He followed it up with Clayton County titles in both the long and triple jumps. He had a basketball offer from Division II Springhill (Alabama) College, but it’s the handwritten letter of interest from the Georgia Tech track and field coach that started him smiling a mile wide in regard to his future as a jumper.
The track success that came this past season unexpectedly consumed him — especially the top-ranked distinction he holds in the long jump.
“I was in shock, to be honest,” Anderson said regarding his state-best long jump performance. “My first jump during that meet was 21 feet-something. And my second was almost 23 feet. Someone actually beat that jump and put me in second place, so I knew what I needed to do.”
He wasn’t planning on setting breaking any records, or setting any state-best marks. But that’s exactly what he did. The 24-foot launch broke a Lovejoy school record, and caused his coach Dwight Callaway to join in with him in the disbelief.
“When they marked it, I thought I heard them wrong,” Anderson said. I didn’t believe it. I went and told coach Callaway who was watching the 4×100 team. He was watching the handoffs. I went and told hem, and he thought I heard it wrong too. We walked over to look, and he was like, ‘Wow.’ He was in shock too.”
“Yeah, I had to go and see it for myself,” Callaway said. “It was an unbelievable jump.”

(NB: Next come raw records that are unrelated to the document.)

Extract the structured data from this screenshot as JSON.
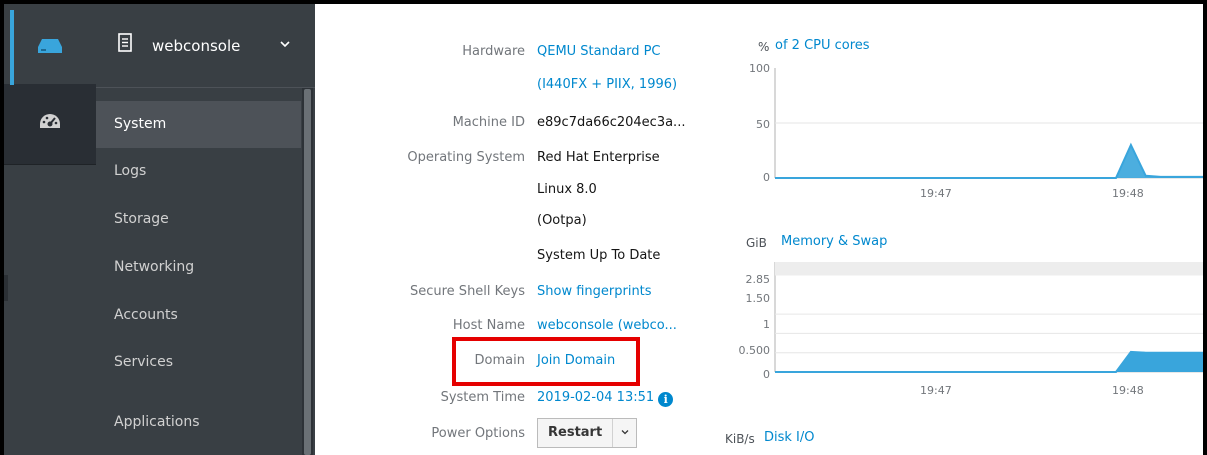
{
  "host": {
    "name": "webconsole"
  },
  "nav": {
    "items": [
      {
        "label": "System",
        "active": true
      },
      {
        "label": "Logs"
      },
      {
        "label": "Storage"
      },
      {
        "label": "Networking"
      },
      {
        "label": "Accounts"
      },
      {
        "label": "Services"
      },
      {
        "label": "Applications"
      }
    ]
  },
  "info": {
    "hardware_label": "Hardware",
    "hardware_line1": "QEMU Standard PC",
    "hardware_line2": "(I440FX + PIIX, 1996)",
    "machine_id_label": "Machine ID",
    "machine_id": "e89c7da66c204ec3a...",
    "os_label": "Operating System",
    "os_line1": "Red Hat Enterprise",
    "os_line2": "Linux 8.0",
    "os_line3": "(Ootpa)",
    "updates": "System Up To Date",
    "ssh_label": "Secure Shell Keys",
    "ssh_value": "Show fingerprints",
    "hostname_label": "Host Name",
    "hostname_value": "webconsole (webco...",
    "domain_label": "Domain",
    "domain_value": "Join Domain",
    "time_label": "System Time",
    "time_value": "2019-02-04 13:51",
    "power_label": "Power Options",
    "restart_label": "Restart"
  },
  "cpu_chart": {
    "unit": "%",
    "title": "of 2 CPU cores",
    "yticks": [
      "100",
      "50",
      "0"
    ],
    "xticks": [
      "19:47",
      "19:48"
    ]
  },
  "mem_chart": {
    "unit": "GiB",
    "title": "Memory & Swap",
    "yticks": [
      "2.85",
      "1.50",
      "1",
      "0.500",
      "0"
    ],
    "xticks": [
      "19:47",
      "19:48"
    ]
  },
  "disk_chart": {
    "unit": "KiB/s",
    "title": "Disk I/O"
  },
  "colors": {
    "accent": "#0088ce",
    "chart_fill": "#39a5dc",
    "nav_bg": "#393f44",
    "highlight": "#e50000"
  },
  "chart_data": [
    {
      "type": "area",
      "title": "of 2 CPU cores",
      "ylabel": "%",
      "ylim": [
        0,
        100
      ],
      "xticks": [
        "19:47",
        "19:48"
      ],
      "series": [
        {
          "values": [
            0,
            0,
            0,
            0,
            0,
            0,
            0,
            0,
            0,
            0,
            0,
            0,
            0,
            0,
            0,
            0,
            0,
            0,
            0,
            0,
            0,
            0,
            0,
            0,
            30,
            2,
            1,
            1,
            1,
            1
          ]
        }
      ]
    },
    {
      "type": "area",
      "title": "Memory & Swap",
      "ylabel": "GiB",
      "ylim": [
        0,
        2.85
      ],
      "xticks": [
        "19:47",
        "19:48"
      ],
      "series": [
        {
          "values": [
            0,
            0,
            0,
            0,
            0,
            0,
            0,
            0,
            0,
            0,
            0,
            0,
            0,
            0,
            0,
            0,
            0,
            0,
            0,
            0,
            0,
            0,
            0,
            0,
            0.52,
            0.5,
            0.5,
            0.5,
            0.5,
            0.5
          ]
        }
      ]
    }
  ]
}
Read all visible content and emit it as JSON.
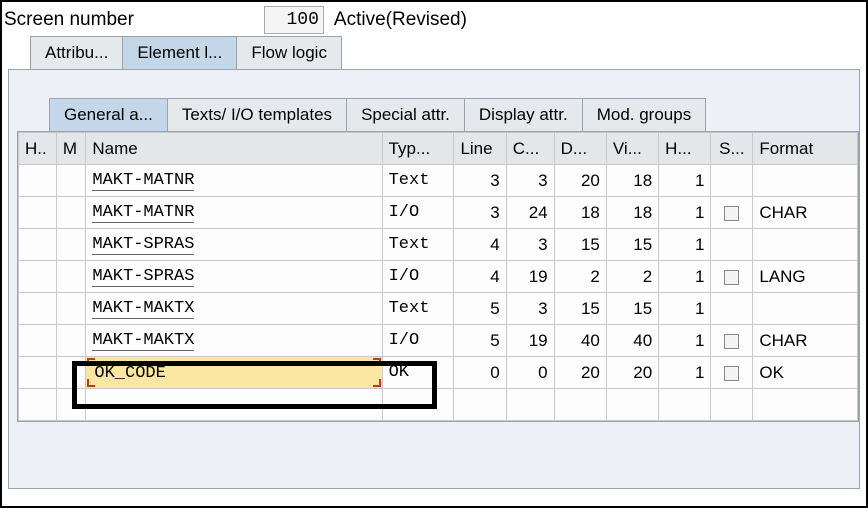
{
  "header": {
    "label": "Screen number",
    "value": "100",
    "status": "Active(Revised)"
  },
  "outer_tabs": [
    {
      "label": "Attribu...",
      "active": false
    },
    {
      "label": "Element l...",
      "active": true
    },
    {
      "label": "Flow logic",
      "active": false
    }
  ],
  "inner_tabs": [
    {
      "label": "General a...",
      "active": true
    },
    {
      "label": "Texts/ I/O templates",
      "active": false
    },
    {
      "label": "Special attr.",
      "active": false
    },
    {
      "label": "Display attr.",
      "active": false
    },
    {
      "label": "Mod. groups",
      "active": false
    }
  ],
  "columns": {
    "h": "H..",
    "m": "M",
    "name": "Name",
    "type": "Typ...",
    "line": "Line",
    "c": "C...",
    "d": "D...",
    "vi": "Vi...",
    "hh": "H...",
    "s": "S...",
    "format": "Format"
  },
  "rows": [
    {
      "name": "MAKT-MATNR",
      "type": "Text",
      "line": "3",
      "c": "3",
      "d": "20",
      "vi": "18",
      "h_": "1",
      "chk": false,
      "format": ""
    },
    {
      "name": "MAKT-MATNR",
      "type": "I/O",
      "line": "3",
      "c": "24",
      "d": "18",
      "vi": "18",
      "h_": "1",
      "chk": true,
      "format": "CHAR"
    },
    {
      "name": "MAKT-SPRAS",
      "type": "Text",
      "line": "4",
      "c": "3",
      "d": "15",
      "vi": "15",
      "h_": "1",
      "chk": false,
      "format": ""
    },
    {
      "name": "MAKT-SPRAS",
      "type": "I/O",
      "line": "4",
      "c": "19",
      "d": "2",
      "vi": "2",
      "h_": "1",
      "chk": true,
      "format": "LANG"
    },
    {
      "name": "MAKT-MAKTX",
      "type": "Text",
      "line": "5",
      "c": "3",
      "d": "15",
      "vi": "15",
      "h_": "1",
      "chk": false,
      "format": ""
    },
    {
      "name": "MAKT-MAKTX",
      "type": "I/O",
      "line": "5",
      "c": "19",
      "d": "40",
      "vi": "40",
      "h_": "1",
      "chk": true,
      "format": "CHAR"
    }
  ],
  "edit_row": {
    "name": "OK_CODE",
    "type": "OK",
    "line": "0",
    "c": "0",
    "d": "20",
    "vi": "20",
    "h_": "1",
    "chk": true,
    "format": " OK"
  }
}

But one person who wasn’t shocked is Anderson’s middle school coach whom the Lovejoy athlete affectionately calls “Coach Greeley.”
Greeley currently coaches at Elite Scholars, but he tutored jumpers at Jonesboro Middle which is where Anderson went. And while Anderson was busy trying to shape himself into a world class baller, Greeley needed only one look at the kid’s hops to know where his true potential lied.

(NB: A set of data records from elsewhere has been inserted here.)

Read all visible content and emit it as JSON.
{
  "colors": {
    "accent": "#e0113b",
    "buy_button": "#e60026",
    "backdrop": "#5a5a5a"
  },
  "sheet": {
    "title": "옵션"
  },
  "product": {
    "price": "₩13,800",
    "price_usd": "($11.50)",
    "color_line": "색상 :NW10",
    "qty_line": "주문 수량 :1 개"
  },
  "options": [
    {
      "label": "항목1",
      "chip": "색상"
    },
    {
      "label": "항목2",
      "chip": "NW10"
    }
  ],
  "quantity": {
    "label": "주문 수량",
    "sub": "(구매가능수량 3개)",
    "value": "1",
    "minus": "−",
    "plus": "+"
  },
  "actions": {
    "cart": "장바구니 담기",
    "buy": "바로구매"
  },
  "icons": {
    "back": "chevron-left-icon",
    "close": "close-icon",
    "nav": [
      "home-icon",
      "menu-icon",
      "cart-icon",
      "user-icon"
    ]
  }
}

“I’ve been dunking since eighth grade,” said Anderson, who has a video on Twitter of him taking off from just inside the free throw line on a dunk while playing for the Lovejoy basketball. “When Coach Greeley sees my jumps, he just shakes his head and says, ‘I told you.’”
For what it’s worth, Callaway said he was also convinced early on of Anderson’s track and field potential — particularly in the jumps. The veteran Clayton County track coach has guided two state champion jumpers, as well as record setter Preston Williams, now a wide receiver at Tennessee.
So he knows authentic talent when he sees it.
“When he first decided to give a full commitment to track and field I had no doubt that he would be successful,” Callaway said. “I tried to get him to come out all three seasons before hand. But he was either injured or tied up with AAU basketball. But I knew that if he ever dedicated himself to the kind of training in track I wanted to give him, it would make a tremendous difference.”
The fruits of his labor have paid off.
Shortly before the season ended, Anderson ended up accepting a track and field scholarship from Kennesaw State. And despite nursing a groin injury, Anderson was still able to pull of a jump o 22-feet, 11 inches to place ninth in the Georgia Olympics last month.
The set of achievements turned out to be the crowning jewel in Anderson’s unlikely new career as a track athlete, and a particular point of pride for Callaway, now the head boys basketball coach at Mundy’s Mill.
“He’s a great kid, and he listened to me about his future in track, despite some basketball setbacks,” Callaway said. “He went from Division II basketball to Division I track and field in a season. That’s hard to beat.”